Top of Data records
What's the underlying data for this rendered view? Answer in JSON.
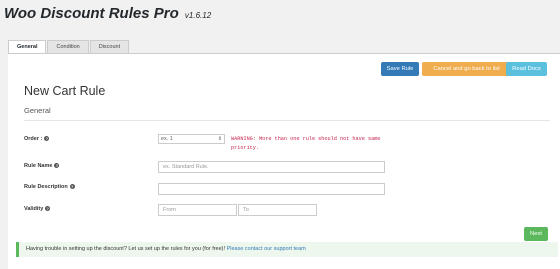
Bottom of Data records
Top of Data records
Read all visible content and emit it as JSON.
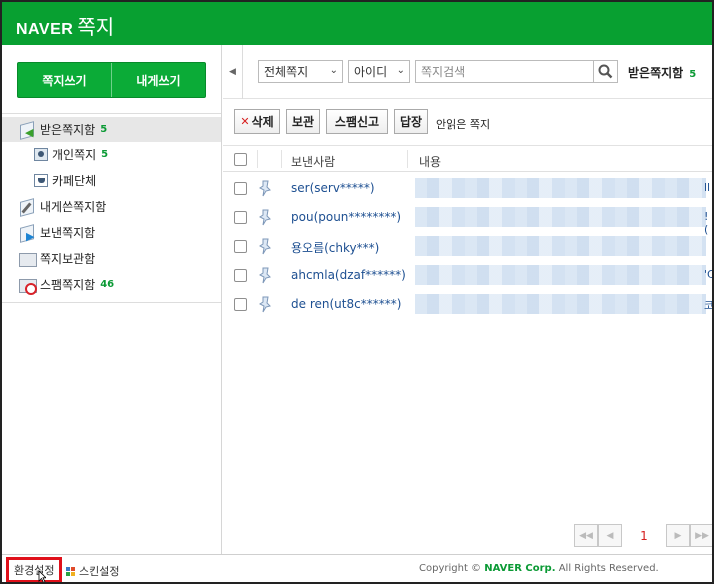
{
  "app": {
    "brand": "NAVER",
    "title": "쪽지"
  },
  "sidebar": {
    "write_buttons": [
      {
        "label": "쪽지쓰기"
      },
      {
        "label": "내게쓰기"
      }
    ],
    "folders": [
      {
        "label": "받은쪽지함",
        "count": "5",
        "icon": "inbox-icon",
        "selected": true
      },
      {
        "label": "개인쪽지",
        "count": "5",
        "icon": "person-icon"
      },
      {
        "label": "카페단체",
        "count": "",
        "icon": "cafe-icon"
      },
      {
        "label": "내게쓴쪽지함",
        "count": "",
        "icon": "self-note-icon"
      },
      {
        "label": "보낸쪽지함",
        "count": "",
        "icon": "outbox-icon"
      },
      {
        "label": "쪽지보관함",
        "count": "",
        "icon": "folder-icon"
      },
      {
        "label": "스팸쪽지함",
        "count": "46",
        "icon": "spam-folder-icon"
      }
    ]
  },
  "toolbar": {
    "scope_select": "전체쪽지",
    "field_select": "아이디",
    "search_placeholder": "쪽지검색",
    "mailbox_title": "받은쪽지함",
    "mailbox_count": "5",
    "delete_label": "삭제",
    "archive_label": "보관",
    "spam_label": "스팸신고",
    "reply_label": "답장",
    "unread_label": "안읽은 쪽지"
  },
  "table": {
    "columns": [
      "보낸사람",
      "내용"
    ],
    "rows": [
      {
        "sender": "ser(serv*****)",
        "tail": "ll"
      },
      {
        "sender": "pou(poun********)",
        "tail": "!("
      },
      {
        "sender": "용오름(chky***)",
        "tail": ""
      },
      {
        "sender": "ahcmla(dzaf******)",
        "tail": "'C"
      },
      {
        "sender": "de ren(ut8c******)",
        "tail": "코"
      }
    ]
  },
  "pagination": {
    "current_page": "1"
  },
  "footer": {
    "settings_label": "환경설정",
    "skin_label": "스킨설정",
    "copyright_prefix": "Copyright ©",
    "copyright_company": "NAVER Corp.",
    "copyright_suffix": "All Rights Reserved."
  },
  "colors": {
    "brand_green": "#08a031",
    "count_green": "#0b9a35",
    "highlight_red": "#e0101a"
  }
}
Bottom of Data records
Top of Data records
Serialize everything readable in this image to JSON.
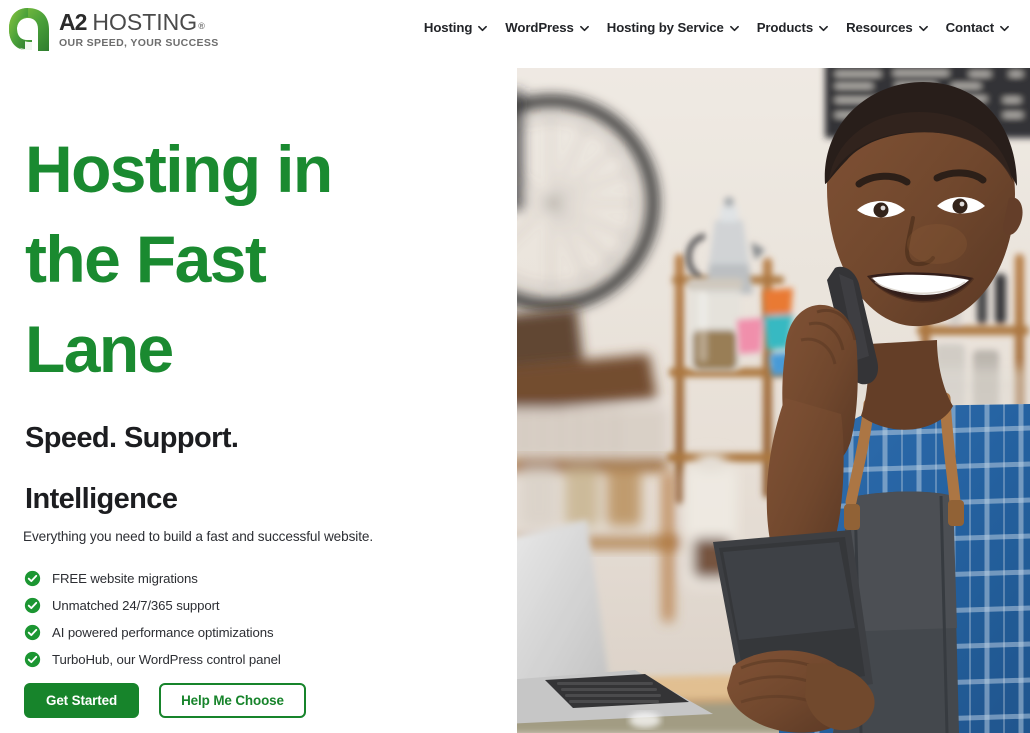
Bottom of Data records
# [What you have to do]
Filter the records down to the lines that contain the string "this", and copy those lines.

# [Solution below]
What's the underlying data for this rendered view? Answer in JSON.
Serialize everything readable in this image to JSON.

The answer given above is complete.